Also: After three decades of debate on homosexuality, the Presbyterian Church has changed its definition of marriage. Plus: the Ex-Hijabi Fashion Photo Blog.
Paul Haggis is making headlines around the world for denouncing the Church of Scientology
, but the Oscar-winning director doesn’t think the rebuke will affect his career — but he is already aware of the consequences.
Once again the Scientology cult is being exposed to daylight. This time there are reports that the FBI is investigating human trafficking within the cult.
Five former church staffers confirmed to the St. Petersburg Times that the FBI interviewed them individually over the past 15 months about their experiences in the church’s religious order, the Sea Org.
Oscar-Winning director Paul Haggis
has a new movie out, The Next Three Days
. Metro asked
him about his exit from the Scientology cult

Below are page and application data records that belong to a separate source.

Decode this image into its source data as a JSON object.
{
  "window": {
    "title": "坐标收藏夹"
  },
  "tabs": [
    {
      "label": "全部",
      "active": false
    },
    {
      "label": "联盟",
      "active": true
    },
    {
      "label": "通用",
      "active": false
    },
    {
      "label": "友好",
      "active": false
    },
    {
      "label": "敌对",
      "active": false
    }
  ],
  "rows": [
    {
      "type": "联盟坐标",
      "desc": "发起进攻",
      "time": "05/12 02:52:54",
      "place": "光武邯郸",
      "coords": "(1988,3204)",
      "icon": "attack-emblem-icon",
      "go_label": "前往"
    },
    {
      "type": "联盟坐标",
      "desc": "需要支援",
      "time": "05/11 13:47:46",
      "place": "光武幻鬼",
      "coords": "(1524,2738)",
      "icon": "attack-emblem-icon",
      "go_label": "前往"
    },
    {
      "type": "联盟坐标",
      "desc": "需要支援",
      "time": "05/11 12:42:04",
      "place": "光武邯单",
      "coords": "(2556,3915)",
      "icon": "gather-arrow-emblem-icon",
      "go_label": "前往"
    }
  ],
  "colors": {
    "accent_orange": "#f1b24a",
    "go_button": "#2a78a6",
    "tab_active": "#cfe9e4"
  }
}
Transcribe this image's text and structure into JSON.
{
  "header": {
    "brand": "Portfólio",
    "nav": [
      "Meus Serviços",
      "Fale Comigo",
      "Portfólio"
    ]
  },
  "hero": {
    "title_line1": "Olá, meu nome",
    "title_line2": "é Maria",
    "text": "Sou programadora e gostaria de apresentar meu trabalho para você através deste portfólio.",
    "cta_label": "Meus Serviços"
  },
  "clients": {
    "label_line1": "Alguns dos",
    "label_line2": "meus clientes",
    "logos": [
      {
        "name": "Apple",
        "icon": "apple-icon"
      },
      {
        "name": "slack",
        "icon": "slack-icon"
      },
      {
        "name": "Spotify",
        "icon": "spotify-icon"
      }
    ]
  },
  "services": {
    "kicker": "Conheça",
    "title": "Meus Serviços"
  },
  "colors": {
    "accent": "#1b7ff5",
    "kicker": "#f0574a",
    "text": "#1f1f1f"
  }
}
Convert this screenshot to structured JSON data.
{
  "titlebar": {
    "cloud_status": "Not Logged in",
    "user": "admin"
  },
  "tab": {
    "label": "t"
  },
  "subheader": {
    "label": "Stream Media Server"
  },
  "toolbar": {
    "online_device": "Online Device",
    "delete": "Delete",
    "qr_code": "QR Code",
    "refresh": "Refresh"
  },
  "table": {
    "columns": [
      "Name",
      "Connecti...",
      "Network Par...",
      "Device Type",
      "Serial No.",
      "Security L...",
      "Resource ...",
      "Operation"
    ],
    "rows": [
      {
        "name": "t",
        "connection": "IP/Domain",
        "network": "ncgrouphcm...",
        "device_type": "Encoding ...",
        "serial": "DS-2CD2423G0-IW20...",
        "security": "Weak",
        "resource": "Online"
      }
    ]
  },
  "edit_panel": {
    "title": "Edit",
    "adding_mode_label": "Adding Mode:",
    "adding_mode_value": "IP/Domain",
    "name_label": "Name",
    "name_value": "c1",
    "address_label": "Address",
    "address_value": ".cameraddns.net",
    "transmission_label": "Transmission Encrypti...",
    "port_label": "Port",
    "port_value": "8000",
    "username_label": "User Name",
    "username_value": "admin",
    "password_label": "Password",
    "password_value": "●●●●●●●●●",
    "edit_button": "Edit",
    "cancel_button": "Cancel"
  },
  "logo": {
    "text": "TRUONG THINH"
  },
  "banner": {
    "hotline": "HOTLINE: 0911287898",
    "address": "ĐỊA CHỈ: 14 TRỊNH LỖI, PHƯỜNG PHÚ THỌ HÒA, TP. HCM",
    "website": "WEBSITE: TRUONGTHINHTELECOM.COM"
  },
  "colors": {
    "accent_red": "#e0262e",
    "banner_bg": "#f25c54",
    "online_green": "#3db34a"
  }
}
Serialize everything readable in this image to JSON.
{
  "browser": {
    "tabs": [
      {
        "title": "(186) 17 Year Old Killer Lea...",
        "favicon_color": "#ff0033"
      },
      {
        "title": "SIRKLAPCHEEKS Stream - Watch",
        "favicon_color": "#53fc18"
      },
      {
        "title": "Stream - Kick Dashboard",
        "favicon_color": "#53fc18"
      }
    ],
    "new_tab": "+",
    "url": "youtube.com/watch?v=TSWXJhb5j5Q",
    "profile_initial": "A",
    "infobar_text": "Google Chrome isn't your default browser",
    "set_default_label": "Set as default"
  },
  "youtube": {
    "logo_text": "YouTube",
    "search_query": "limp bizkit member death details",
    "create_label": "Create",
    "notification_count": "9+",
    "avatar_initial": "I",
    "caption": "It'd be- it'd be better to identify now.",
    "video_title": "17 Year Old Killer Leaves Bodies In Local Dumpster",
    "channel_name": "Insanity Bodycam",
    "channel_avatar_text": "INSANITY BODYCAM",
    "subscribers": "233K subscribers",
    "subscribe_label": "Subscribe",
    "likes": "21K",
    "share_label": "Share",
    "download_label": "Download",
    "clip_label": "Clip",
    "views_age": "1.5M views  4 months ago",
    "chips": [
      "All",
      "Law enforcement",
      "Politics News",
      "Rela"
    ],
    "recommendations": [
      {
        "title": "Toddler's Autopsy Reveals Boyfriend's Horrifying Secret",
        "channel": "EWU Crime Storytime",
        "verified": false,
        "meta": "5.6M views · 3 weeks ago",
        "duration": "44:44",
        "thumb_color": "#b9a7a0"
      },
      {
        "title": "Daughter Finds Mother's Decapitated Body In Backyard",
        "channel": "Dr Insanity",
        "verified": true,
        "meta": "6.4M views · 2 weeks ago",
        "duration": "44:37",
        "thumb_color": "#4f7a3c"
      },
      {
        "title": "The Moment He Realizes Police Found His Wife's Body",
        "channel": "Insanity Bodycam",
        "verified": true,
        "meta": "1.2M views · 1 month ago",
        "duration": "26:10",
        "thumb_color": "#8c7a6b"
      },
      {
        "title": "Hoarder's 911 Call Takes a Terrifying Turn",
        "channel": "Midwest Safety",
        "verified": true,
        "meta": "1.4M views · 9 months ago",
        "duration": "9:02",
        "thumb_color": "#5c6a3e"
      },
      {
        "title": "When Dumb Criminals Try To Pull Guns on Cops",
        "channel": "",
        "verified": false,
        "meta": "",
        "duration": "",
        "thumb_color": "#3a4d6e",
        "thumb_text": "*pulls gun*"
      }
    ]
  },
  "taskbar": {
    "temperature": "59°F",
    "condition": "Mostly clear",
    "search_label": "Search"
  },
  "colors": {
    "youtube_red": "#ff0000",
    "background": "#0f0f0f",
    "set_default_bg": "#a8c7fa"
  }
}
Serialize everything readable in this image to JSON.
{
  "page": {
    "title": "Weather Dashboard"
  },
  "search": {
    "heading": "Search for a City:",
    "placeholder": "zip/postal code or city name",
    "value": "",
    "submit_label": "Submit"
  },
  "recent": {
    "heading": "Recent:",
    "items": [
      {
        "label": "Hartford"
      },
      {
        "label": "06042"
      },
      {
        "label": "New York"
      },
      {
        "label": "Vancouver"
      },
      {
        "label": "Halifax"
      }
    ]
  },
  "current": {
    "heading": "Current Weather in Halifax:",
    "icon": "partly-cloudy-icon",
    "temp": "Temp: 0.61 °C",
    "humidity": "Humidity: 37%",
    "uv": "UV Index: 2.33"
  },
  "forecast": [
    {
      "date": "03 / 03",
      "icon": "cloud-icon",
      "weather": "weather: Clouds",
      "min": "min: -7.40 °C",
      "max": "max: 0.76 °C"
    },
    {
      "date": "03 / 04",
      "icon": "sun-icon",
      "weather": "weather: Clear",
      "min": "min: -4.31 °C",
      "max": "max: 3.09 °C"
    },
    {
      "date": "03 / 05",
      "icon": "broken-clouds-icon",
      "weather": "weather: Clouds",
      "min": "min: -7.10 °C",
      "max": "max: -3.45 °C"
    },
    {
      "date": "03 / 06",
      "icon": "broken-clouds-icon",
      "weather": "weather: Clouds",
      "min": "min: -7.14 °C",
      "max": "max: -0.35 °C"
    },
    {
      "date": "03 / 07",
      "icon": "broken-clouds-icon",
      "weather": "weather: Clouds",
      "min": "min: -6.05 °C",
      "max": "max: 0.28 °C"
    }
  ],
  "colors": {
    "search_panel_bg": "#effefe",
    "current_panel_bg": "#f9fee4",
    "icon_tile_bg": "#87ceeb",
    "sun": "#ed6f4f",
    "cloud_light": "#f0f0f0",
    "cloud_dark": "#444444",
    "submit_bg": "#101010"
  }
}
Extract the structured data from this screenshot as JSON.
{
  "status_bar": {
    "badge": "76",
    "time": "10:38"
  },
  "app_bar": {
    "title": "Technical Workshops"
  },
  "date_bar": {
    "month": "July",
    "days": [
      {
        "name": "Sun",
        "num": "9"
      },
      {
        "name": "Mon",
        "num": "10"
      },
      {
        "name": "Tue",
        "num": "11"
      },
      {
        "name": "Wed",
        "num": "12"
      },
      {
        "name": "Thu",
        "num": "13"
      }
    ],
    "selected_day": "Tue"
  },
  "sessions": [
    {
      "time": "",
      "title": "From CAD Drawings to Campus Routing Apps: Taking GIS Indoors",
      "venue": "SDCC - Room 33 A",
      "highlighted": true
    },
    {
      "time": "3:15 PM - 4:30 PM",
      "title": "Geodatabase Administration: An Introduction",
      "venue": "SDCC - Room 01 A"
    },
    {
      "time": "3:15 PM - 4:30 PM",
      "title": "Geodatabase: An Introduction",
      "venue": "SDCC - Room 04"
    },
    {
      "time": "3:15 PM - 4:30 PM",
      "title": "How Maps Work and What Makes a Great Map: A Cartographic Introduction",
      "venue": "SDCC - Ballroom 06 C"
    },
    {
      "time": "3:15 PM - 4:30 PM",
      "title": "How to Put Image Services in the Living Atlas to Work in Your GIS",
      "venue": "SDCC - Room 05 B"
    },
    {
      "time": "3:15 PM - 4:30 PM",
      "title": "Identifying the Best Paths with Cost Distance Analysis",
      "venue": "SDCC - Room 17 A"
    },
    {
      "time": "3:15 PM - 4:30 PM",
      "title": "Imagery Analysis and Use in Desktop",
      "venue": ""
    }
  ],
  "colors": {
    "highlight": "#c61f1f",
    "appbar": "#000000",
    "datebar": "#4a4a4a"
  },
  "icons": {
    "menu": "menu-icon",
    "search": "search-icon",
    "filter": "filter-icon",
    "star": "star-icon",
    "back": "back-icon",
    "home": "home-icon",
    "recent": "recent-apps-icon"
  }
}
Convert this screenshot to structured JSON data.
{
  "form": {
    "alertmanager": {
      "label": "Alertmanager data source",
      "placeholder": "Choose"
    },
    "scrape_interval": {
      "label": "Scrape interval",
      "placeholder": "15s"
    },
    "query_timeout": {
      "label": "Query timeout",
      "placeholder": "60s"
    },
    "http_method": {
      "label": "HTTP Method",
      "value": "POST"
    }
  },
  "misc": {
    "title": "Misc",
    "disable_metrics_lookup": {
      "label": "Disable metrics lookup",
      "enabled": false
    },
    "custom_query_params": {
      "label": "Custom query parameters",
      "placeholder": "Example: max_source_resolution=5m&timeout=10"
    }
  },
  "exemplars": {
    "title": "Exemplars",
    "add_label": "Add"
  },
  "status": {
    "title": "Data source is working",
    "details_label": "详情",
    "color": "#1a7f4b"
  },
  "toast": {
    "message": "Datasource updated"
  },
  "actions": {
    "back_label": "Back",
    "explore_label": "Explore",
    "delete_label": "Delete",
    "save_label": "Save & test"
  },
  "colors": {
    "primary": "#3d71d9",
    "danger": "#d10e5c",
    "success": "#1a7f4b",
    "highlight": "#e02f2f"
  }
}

It’s tempting to read the jailbreak plot of The Next Three Days as a metaphor for Haggis’s escape from Scientology
. Is it the sinister cult we all think it is? ‘How would you define sinister?’ he hedges. ‘The philosophy seems fine to me but there was a lot of stuff that I found increasingly disturbing.
‘The thing is you get inside and you really have this feeling of being in a cocoon and that you’re part of a minority group and that everyone else is out to get you.
‘There’s a lot of bigotry and intolerance in this world and I saw the organisation – with all its warts, growing pains and problems – as an underdog. And I have always had a thing for underdogs. I’ve always loved the idea of being part of a group that everyone reviled.’
Paul Haggis, the Hollywood film director, has resigned from the Church of Scientology
after 35 years as a member in protest against its apparent opposition to gay marriage.
In his letter Haggis also highlights a lie told by Scientology spokesperson Tommy Davis, who in an interview with CNN denied Scientology’s policy of disconnection
— in which the destructive cult forces some of its members to sever relationships with friends and family members. [video]